Days before President Obama proclaimed a new Justice Department edict concerning the deportation of young illegal immigrants, both the New York Times and Time magazine ran huge stories on Hispanics in America.

According to Fox News Watch panelists Saturday, this was no coincidence (video follows with transcript and commentary):



As NewsBusters reported Saturday, former ABC White House correspondent Sam Donaldson told the Huffington Post, "Many on the political right believe this president [Barack Obama] ought not to be there – they oppose him not for his polices [sic] and political view but for who he is, an African American! These people and perhaps even certain news organizations (certainly the right wing talkers like Limbaugh) encourage disrespect for this president."

Limbaugh responded to this nonsense by email moments ago:



The mainstream media's response to Barack Obama being interrupted by a Daily Caller reporter during a Rose Garden press conference Friday is getting more preposterous with each passing second.

ABC's former White House correspondent Sam Donaldson told the Huffington Post Saturday, "Many on the political right believe this president ought not to be there – they oppose him not for his polices [sic] and political view but for who he is, an African American!"  
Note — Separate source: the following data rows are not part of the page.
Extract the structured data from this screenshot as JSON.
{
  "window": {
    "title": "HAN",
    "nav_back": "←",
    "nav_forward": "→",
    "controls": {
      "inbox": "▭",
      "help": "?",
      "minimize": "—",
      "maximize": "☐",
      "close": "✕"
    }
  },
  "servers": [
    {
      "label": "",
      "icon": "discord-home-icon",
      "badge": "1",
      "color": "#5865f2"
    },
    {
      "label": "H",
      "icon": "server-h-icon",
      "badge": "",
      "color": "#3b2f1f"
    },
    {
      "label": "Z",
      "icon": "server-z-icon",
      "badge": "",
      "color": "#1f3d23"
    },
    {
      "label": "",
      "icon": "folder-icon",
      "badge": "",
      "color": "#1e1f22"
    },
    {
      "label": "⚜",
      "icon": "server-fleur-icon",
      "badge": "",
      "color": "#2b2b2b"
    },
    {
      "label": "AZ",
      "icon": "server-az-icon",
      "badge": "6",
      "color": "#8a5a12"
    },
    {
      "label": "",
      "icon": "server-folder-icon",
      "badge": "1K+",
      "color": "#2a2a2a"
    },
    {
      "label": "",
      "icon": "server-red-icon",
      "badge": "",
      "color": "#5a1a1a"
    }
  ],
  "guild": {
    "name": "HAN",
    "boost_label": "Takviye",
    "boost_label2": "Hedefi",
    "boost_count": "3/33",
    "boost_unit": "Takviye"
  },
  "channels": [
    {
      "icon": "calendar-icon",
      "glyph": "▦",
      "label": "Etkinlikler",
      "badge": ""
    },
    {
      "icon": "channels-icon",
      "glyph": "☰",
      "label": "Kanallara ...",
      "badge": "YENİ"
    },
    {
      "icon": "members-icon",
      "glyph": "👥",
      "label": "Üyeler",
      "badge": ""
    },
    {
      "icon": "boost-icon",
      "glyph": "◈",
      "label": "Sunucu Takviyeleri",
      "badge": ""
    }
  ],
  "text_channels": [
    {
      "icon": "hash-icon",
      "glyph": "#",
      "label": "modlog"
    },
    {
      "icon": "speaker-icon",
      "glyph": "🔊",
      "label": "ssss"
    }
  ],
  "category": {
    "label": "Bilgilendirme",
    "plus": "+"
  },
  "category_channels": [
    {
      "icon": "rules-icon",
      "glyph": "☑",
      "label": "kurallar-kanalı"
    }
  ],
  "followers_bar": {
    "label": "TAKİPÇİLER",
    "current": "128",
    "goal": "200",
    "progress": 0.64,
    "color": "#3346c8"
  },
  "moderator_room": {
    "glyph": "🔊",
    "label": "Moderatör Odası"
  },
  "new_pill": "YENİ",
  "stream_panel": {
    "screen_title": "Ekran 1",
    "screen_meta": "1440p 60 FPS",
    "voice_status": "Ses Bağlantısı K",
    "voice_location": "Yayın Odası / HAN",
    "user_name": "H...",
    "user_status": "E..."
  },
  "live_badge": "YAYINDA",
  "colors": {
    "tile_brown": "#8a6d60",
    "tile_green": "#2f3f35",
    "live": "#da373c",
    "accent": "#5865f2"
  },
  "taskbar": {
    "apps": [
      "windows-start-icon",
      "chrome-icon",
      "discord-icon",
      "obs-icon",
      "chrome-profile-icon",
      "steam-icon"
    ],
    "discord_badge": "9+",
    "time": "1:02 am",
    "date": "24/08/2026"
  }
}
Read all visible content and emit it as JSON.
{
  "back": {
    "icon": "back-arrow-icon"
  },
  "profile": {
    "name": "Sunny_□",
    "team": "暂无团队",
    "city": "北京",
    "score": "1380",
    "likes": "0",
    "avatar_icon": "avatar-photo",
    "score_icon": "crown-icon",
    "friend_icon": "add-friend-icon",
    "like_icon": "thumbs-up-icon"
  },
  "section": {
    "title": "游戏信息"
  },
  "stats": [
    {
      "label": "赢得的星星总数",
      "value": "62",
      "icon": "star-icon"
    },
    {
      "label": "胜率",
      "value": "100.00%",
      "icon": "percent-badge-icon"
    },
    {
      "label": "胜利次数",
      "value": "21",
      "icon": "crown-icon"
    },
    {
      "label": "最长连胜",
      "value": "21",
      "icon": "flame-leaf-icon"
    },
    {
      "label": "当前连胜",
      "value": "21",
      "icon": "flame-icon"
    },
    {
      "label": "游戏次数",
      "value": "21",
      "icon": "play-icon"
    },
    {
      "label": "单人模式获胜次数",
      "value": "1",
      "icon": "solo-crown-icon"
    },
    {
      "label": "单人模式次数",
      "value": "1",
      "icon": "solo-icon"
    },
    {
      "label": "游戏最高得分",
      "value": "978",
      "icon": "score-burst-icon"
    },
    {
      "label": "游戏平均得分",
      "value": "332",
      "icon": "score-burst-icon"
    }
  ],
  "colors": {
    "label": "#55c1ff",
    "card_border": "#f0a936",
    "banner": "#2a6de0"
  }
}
You'd think from the reaction to Daily Caller White House Correspondent Neal Munro's shouted question during President Obama's announcement of de facto amnesty for 30-and-under illegal aliens at the Rose Garden yesterday that it's the first time any reporter has ever shouted a question at a U.S. president out of turn. Friday afternoon, the Daily Caller, Munro's employer, carried his explanation of the incident, as well as sturdy defenses from Editor-in-Chief Tucker Carlson and Publisher Neil Patel.

What follows is some historical perspective ("Why Do Grown Men And Women Shout At President Reagan?") coming from (yes, really) Associated Press writer Christopher Connell in October 1987 which is more than necessary in the circumstances (save here in full for fair use and discussion purposes; key items underlined by me).



On Friday's edition of CNN's Erin Burnett OutFront, the host was upfront in her enthusiasm for President Obama's immigration announcement, even including sound effects and grimacing when she spoke of "Republicans hissing like an angry cat cornered by the neighborhood dog." (video here):

ERIN BURNETT, CNN HOST: OUTFRONT next, the president makes an MVP-like political move that leaves Republicans flat footed. But is it the best policy for our country?



U.S. News and World Report's Mort Zuckerman deliciously smacked down the perilously liberal and unwarrantedly arrogant Newsweek columnist Eleanor Clift on this weekend's edition of PBS's The McLaughlin Group.

When Clift ignorantly said Republican presidential candidate Mitt Romney didn't create jobs at Bain Capital, Zuckerman quickly dismissed her saying, "I’m not going to argue. I know about Bain Capital since I was involved with it" (video follows with transcribed highlights and commentary):



A Politico reporter has suggested that racism was behind Neil Munro's questioning of President Obama at the White House yesterday.  Saying "it's very, very difficult to place race outside of this context," the Politico's Joe Williams claimed racially-motivated direspect of PBO is part of a pattern among conservatives, citing Rep. Joe Wilson, Arizona Governor Jan Brewer, and the Tea Party.

Williams made his remarks in the course of responding to a question from Michael Eric Dyson, subbing for Ed Schultz on MSNBC last night.  View the video after the jump.



NPR rushed out of the gate on Friday afternoon to defend President Obama's announcement to "lift the shadow of deportation" from young illegal immigrants. Correspondent Frank James spun the policy change as Obama getting to "the stage in his presidency, like so many of his predecessors, where his frustration with congressional inaction has led him to act unilaterally."

James cited several apparent historical precedents, including "President Harry S. Truman's racial integration of the military by executive order," and Thomas Jefferson making the Louisiana Purchase. He also labeled Republican Congressman Steve King an "immigration hard-liner" for his criticism of the President's move.